___ Records supplied ___
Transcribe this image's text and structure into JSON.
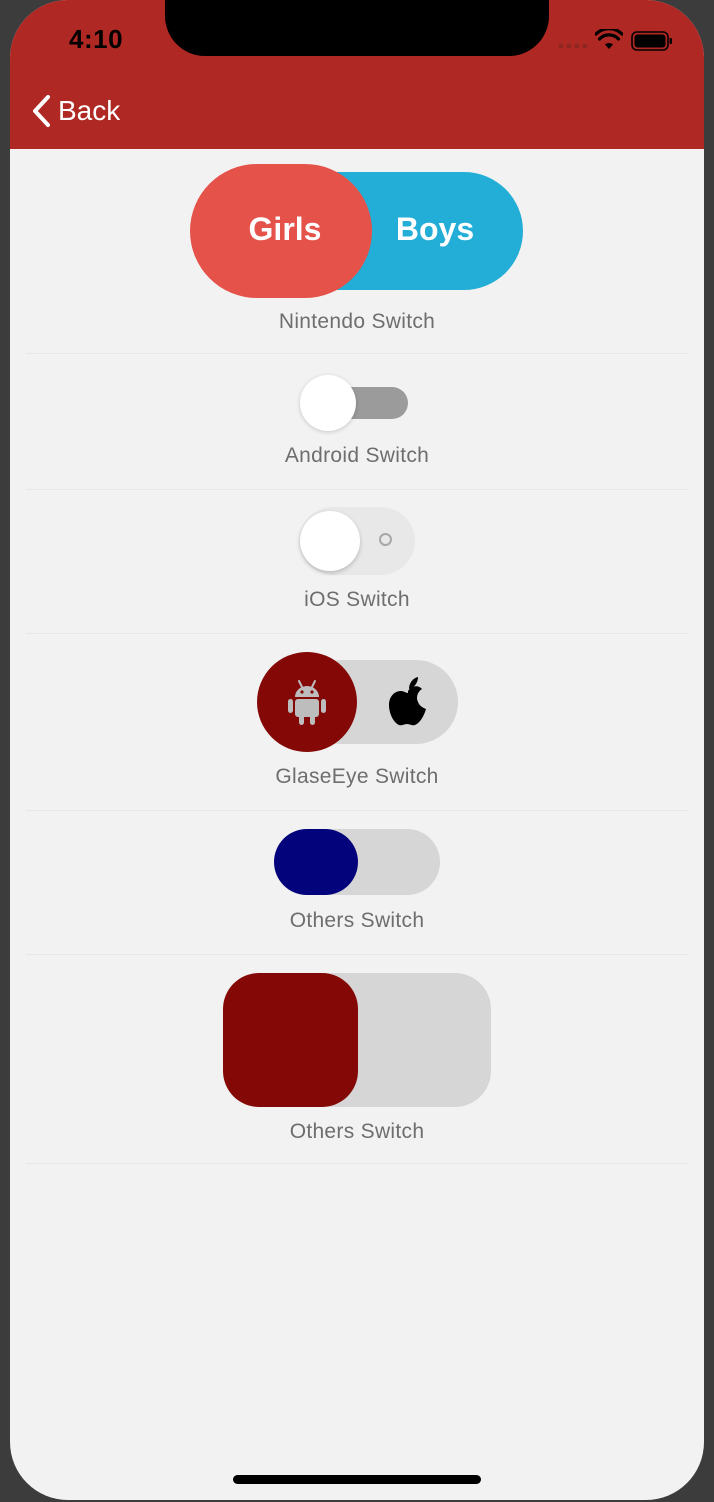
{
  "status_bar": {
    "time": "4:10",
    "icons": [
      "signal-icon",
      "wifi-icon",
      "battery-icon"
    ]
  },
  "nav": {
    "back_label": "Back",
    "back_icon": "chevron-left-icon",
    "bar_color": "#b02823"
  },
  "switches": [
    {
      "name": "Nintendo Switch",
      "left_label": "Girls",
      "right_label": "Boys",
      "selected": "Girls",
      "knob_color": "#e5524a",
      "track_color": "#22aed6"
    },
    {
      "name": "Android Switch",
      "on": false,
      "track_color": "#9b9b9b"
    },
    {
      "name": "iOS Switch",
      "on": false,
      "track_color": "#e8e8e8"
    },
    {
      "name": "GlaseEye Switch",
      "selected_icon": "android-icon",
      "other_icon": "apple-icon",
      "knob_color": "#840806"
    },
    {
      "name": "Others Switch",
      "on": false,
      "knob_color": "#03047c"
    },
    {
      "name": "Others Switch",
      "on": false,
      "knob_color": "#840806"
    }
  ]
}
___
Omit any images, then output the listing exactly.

Transcribe this image's text and structure into JSON.
{
  "status_bar": {
    "time": "4:10",
    "icons": [
      "signal-icon",
      "wifi-icon",
      "battery-icon"
    ]
  },
  "nav": {
    "back_label": "Back",
    "back_icon": "chevron-left-icon",
    "bar_color": "#b02823"
  },
  "switches": [
    {
      "name": "Nintendo Switch",
      "left_label": "Girls",
      "right_label": "Boys",
      "selected": "Girls",
      "knob_color": "#e5524a",
      "track_color": "#22aed6"
    },
    {
      "name": "Android Switch",
      "on": false,
      "track_color": "#9b9b9b"
    },
    {
      "name": "iOS Switch",
      "on": false,
      "track_color": "#e8e8e8"
    },
    {
      "name": "GlaseEye Switch",
      "selected_icon": "android-icon",
      "other_icon": "apple-icon",
      "knob_color": "#840806"
    },
    {
      "name": "Others Switch",
      "on": false,
      "knob_color": "#03047c"
    },
    {
      "name": "Others Switch",
      "on": false,
      "knob_color": "#840806"
    }
  ]
}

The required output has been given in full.